Task to carry out.
Go through the records below and report each line with "this" in it.

Source records.

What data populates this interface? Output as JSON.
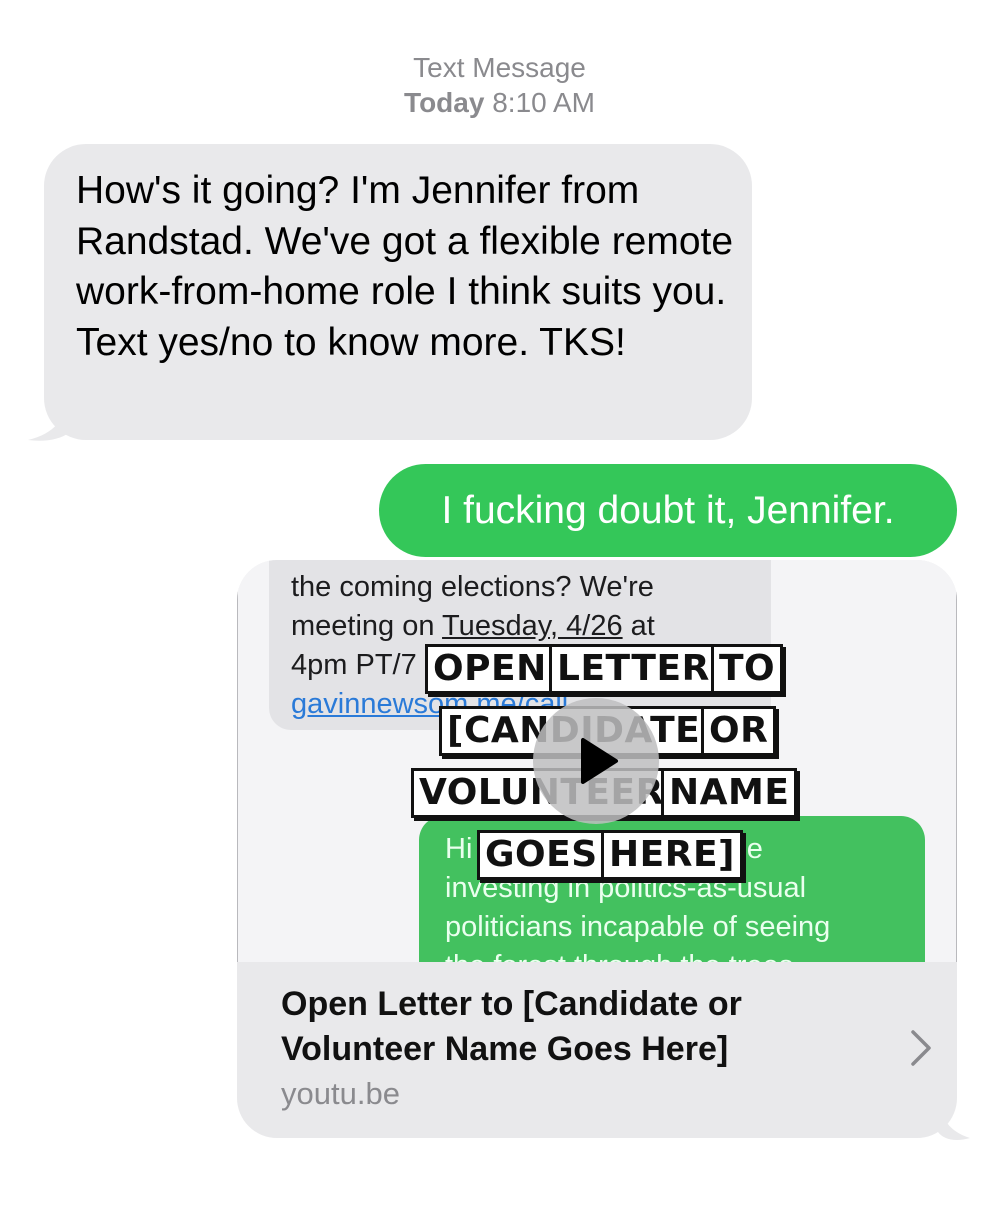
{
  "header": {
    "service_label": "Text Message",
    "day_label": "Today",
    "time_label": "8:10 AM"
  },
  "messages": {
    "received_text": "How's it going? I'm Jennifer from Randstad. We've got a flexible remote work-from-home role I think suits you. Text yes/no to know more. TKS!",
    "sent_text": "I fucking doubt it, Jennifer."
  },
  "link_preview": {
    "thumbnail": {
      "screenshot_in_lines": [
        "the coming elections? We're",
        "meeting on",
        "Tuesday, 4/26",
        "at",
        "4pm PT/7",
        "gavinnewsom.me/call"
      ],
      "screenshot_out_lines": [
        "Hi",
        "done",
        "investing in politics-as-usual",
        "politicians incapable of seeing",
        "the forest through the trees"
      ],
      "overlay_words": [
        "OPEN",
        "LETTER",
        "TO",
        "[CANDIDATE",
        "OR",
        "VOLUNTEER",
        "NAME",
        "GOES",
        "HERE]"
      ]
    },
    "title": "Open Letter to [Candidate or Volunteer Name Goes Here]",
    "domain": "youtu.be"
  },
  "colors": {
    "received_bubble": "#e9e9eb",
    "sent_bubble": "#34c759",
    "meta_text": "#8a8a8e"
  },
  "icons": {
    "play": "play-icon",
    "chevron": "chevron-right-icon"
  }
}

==

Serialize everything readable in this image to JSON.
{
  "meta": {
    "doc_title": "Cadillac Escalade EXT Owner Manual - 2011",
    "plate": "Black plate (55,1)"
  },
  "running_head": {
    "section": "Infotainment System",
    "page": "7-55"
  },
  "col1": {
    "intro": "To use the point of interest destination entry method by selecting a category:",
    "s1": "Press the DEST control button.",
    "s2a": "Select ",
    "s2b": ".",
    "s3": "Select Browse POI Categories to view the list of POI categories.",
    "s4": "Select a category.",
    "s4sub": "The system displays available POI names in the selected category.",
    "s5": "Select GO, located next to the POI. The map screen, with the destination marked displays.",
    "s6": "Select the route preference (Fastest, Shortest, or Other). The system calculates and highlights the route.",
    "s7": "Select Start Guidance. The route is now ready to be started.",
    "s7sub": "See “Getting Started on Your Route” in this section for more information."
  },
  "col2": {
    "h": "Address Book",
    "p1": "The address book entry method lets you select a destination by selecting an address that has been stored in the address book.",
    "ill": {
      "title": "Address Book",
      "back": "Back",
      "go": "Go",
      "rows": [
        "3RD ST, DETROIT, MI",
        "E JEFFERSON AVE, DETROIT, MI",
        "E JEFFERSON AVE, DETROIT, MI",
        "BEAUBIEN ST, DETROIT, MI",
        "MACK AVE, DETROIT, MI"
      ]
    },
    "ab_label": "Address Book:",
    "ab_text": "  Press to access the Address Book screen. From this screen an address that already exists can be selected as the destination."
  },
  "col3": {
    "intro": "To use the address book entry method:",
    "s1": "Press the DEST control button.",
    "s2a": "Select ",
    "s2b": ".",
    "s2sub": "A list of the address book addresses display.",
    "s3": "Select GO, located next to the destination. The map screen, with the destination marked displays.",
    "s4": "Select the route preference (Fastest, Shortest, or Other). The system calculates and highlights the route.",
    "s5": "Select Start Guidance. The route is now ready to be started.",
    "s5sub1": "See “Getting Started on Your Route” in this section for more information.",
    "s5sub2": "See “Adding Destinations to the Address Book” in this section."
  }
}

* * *

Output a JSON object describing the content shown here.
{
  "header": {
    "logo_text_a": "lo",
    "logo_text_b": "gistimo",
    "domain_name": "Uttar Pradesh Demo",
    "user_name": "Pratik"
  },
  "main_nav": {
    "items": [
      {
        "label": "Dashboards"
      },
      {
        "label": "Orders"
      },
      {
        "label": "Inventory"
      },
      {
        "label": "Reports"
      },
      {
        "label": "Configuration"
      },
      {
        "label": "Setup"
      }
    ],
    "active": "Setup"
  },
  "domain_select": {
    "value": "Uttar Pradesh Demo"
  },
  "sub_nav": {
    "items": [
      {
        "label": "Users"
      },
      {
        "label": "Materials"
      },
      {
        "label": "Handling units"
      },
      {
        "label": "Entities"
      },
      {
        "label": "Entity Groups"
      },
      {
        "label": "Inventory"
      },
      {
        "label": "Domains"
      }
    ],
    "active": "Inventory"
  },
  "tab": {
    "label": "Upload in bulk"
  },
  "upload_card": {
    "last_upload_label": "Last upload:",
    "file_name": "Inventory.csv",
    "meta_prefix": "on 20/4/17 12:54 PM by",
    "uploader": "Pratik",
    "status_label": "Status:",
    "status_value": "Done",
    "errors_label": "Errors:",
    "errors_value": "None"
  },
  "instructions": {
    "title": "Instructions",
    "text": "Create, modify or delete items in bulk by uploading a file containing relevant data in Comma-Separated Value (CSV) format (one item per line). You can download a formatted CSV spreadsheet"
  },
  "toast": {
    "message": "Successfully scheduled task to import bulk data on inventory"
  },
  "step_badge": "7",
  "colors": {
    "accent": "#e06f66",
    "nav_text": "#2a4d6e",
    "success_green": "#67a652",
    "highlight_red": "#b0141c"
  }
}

Written solution.
What data populates this interface? Output as JSON.
Serialize everything readable in this image to JSON.
    "s7sub": "See “Getting Started on Your Route” in this section for more information."
    "ab_text": "  Press to access the Address Book screen. From this screen an address that already exists can be selected as the destination."
    "s5sub1": "See “Getting Started on Your Route” in this section for more information.",
    "s5sub2": "See “Adding Destinations to the Address Book” in this section."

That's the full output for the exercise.